    A POWER OF ATTORNEY is a legal instrument a principal uses that grants authority to his or her agent to manage the financial and personal affairs of the principal in the event the principal becomes incapacitated. A “durable” power of attorney ends at the death of the principal, while a power that is not durable ends when the principal becomes incapacitated. This document can either take effect immediately or can “spring” into effect only upon the principal’s incapacity. Spending a few moments now during competence can save thousands of dollars in court costs later when an action for guardianship or conservatorship is brought.

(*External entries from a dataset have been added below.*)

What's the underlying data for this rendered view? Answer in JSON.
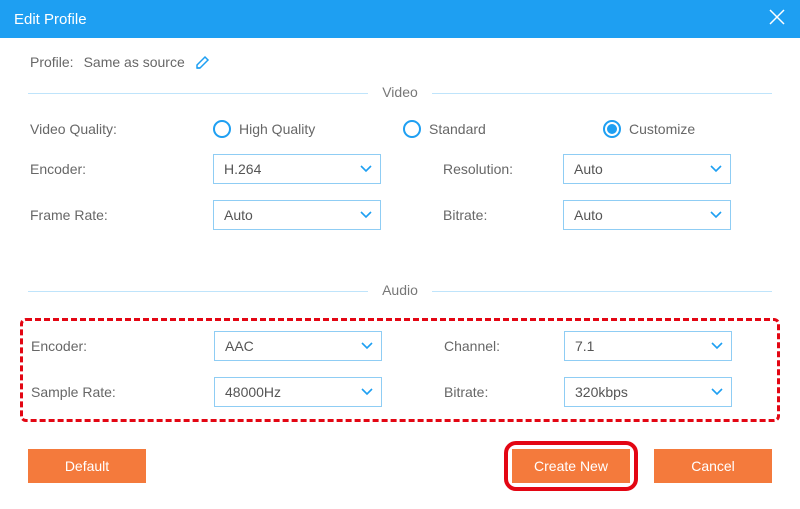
{
  "titlebar": {
    "title": "Edit Profile"
  },
  "profile": {
    "label": "Profile:",
    "value": "Same as source"
  },
  "sections": {
    "video": "Video",
    "audio": "Audio"
  },
  "labels": {
    "videoQuality": "Video Quality:",
    "encoder": "Encoder:",
    "frameRate": "Frame Rate:",
    "resolution": "Resolution:",
    "bitrate": "Bitrate:",
    "sampleRate": "Sample Rate:",
    "channel": "Channel:"
  },
  "radios": {
    "highQuality": "High Quality",
    "standard": "Standard",
    "customize": "Customize"
  },
  "video": {
    "encoder": "H.264",
    "frameRate": "Auto",
    "resolution": "Auto",
    "bitrate": "Auto"
  },
  "audio": {
    "encoder": "AAC",
    "sampleRate": "48000Hz",
    "channel": "7.1",
    "bitrate": "320kbps"
  },
  "buttons": {
    "default": "Default",
    "createNew": "Create New",
    "cancel": "Cancel"
  }
}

    A HEALTH CARE PROXY authorizes someone to make medical decisions on your behalf if you are temporarily or permanently unable to do so. It is usually coupled with a living will in which you indicate the type of care you would want if you are to become terminally ill or permanently unconscious. A LIVING WILL in a sense spells out your personal wishes as it relates to medical assistance. If properly drafted, these documents will minimize family squabbles and will largely reduce the amount of controversy surrounding your medical treatment.

    It is also important to maintain a personal FINANCIAL INVENTORY that lists your professional advisers, insurance policies, and investment accounts. Some of the items that should be recorded include: the names and phone numbers of your attorney, your accountant, and investment consultant; the location of important documents such as your will, property deeds, and power of attorney; and a list with account numbers of insurance policies, bank accounts, and investment accounts.

  4. How does the gift and estate taxes work?

    Generally speaking, any time you make a gift over $14,000 to an individual during the year, you will have to file a gift tax return but may not have to pay gift taxes on this transfer. With respect to the NJ estate tax, each person is entitled to a credit of $675,000. Thus, if your estate at the date of death is valued at $675,000 or less, this tax is of no consequence to you.

  5. In the event I need nursing home care, what alternatives are available to help pay these expenses?

    On the average, nursing home expenses in New Jersey exceed $100,000 a year. Four primary resources are available to help pay for these skyrocketing nursing home costs. They include long term nursing home insurance, private pay, Medicare, and Medicaid. Proper estate planning is critical to ensure that you qualify for government programs like Medicaid so that the nursing home costs are paid by the government and not by you. If so, your assets will remain protected, and can instead be distributed to your spouse, children, or favorite charity as you see fit.